I drive onto Hayling Island. 20 years earlier Dad and Mum took the same drive with me in the back, as I headed to Warners Lakeside resort to begin my job as an entertainer. I drive past slowly and finally reach Sinah. I am sitting backstage with Donna the entertainment manager and we just talk about the usual, the sound guy comes in and checks what I need, the usual. No one knows, if they did they would react differently, I don’t want that, this is just another gig. Right?
With the words of Tarby and Jeff in my head I have already worked out a show without those two ‘Dad’ routines. And on I go and my first gag gets a laugh, I knew it would, I have been doing it for years, it’s a goody and that is why I open with it. The next three lines get the response they’re meant to, then I start joke number five, “you know my Dad gave me some advice once…”

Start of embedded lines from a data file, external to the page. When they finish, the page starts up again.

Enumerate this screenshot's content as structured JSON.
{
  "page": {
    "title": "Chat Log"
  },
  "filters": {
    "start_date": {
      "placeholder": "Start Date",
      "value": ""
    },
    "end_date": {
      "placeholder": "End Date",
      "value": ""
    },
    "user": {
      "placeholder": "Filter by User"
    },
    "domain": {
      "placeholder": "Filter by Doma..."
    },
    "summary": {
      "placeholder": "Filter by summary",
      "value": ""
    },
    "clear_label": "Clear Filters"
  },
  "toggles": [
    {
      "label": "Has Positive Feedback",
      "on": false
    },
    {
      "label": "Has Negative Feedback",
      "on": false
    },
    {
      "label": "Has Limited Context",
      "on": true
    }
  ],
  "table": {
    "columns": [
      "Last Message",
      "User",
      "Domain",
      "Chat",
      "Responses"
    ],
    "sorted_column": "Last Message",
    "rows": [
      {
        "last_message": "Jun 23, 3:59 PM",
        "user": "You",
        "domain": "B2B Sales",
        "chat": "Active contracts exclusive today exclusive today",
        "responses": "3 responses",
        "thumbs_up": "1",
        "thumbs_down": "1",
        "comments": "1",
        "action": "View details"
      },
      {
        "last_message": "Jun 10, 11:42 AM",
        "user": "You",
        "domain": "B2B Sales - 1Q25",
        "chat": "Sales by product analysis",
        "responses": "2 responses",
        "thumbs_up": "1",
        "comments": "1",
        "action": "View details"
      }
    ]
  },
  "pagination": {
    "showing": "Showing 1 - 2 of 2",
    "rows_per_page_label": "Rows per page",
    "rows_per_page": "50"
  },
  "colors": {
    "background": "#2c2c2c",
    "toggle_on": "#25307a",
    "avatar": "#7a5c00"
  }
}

Damn it. I forgot about this one. It’s a ‘Dad’ joke but not in any routine and I had completely neglected to drop it. Worse though, I am now half way through it. I can’t just stop, I have to do the tag. I finish the gag and listen to the big laugh it usually gets and think, ‘mmm, that wasn’t so bad.’ Typically me I guess, but I change the order and immediately bring back ‘Dad’ routine number one. I relish talking about my Dad in the present tense, has to be in the present tense, if it wasn’t it would change the natural response of the crowd. That routine complete I consider ‘Dad’ routine number two but that would not have made any sense right there and then, so I wait until it’s right then I do it. Again, I find myself thinking ‘wow, that went well, that wasn’t hard at all.’ I finish with the last joke you ever wrote for me. It is a gag about death too, in a roundabout way. Another laugh. I had done it, got through all my jokes and bits about you and even finished off with the last joke you’d written me, which by the way I never bought him a CD for.

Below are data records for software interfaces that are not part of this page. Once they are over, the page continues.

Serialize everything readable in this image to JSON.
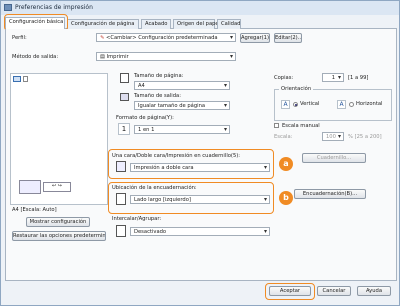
{
  "window": {
    "title": "Preferencias de impresión"
  },
  "tabs": [
    {
      "label": "Configuración básica"
    },
    {
      "label": "Configuración de página"
    },
    {
      "label": "Acabado"
    },
    {
      "label": "Origen del papel"
    },
    {
      "label": "Calidad"
    }
  ],
  "profile": {
    "label": "Perfil:",
    "value": "<Cambiar> Configuración predeterminada",
    "add": "Agregar(1)...",
    "edit": "Editar(2)..."
  },
  "output": {
    "label": "Método de salida:",
    "value": "Imprimir"
  },
  "preview": {
    "caption": "A4 [Escala: Auto]",
    "show_settings": "Mostrar configuración",
    "restore": "Restaurar las opciones predeterminadas"
  },
  "page_size": {
    "label": "Tamaño de página:",
    "value": "A4"
  },
  "output_size": {
    "label": "Tamaño de salida:",
    "value": "Igualar tamaño de página"
  },
  "layout": {
    "label": "Formato de página(Y):",
    "value": "1 en 1",
    "num": "1"
  },
  "duplex": {
    "label": "Una cara/Doble cara/Impresión en cuadernillo(5):",
    "value": "Impresión a doble cara",
    "booklet": "Cuadernillo..."
  },
  "binding": {
    "label": "Ubicación de la encuadernación:",
    "value": "Lado largo [izquierdo]",
    "button": "Encuadernación(B)..."
  },
  "collate": {
    "label": "Intercalar/Agrupar:",
    "value": "Desactivado"
  },
  "copies": {
    "label": "Copias:",
    "value": "1",
    "range": "[1 a 99]"
  },
  "orientation": {
    "label": "Orientación",
    "vertical": "Vertical",
    "horizontal": "Horizontal"
  },
  "scaling": {
    "manual": "Escala manual",
    "label": "Escala:",
    "value": "100",
    "range": "% [25 a 200]"
  },
  "badges": {
    "a": "a",
    "b": "b"
  },
  "footer": {
    "ok": "Aceptar",
    "cancel": "Cancelar",
    "help": "Ayuda"
  },
  "colors": {
    "highlight": "#f08b24",
    "chrome": "#dbe6f3"
  }
}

I am not religious, not one bit, but I do remember looking up ever so briefly. Are you up there? Somewhere, making sure we are all OK?
You want to know the last joke Dad wrote for me, don’t you? Of course you do. It’s weird, I think I am an awful joke teller. I hear jokes all the time as you can probably imagine. If someone is brave enough to tell me a joke I will always listen, I will never tag it, finish the joke before the teller reaches the natural conclusion, I’ll not even admit to knowing the joke if asked. How brave must someone be to tell a professional comedian, of any standing, a joke? Ask me to tell you any joke that’s in my act out loud, out of context, in front of an audience of one and you will instantly be left standing there thinking, ‘he makes money doing this?’ Even in text I’ll get this wrong. This isn’t its natural environment. Written on a page it is never going to be as good as it is when told, live, to an audience in its rightful spot in my show.
Here it is…‘Dad and I drove past a building where a flag was flying at half mast. Dad asked a woman walking across the car park “Who died?” She said “The guy pulling it to the top!” ’
The advice gag was another one of yours, about a father offering a tip to his about-to-be-wed son. “Son, remember this day, cherish this day, one day you’ll look back on this day as the happiest day of your life…”
“But Dad, the wedding isn’t until tomorrow…”
Ha-ha, I just laughed out loud as I typed it. And I have heard it.
Shots of Coffee: 0 (I’ve got a headache)
Reading: Nothing (My eyes hurt)
Listened to: Radio X (On a low volume)
YouTube Tip: Headaches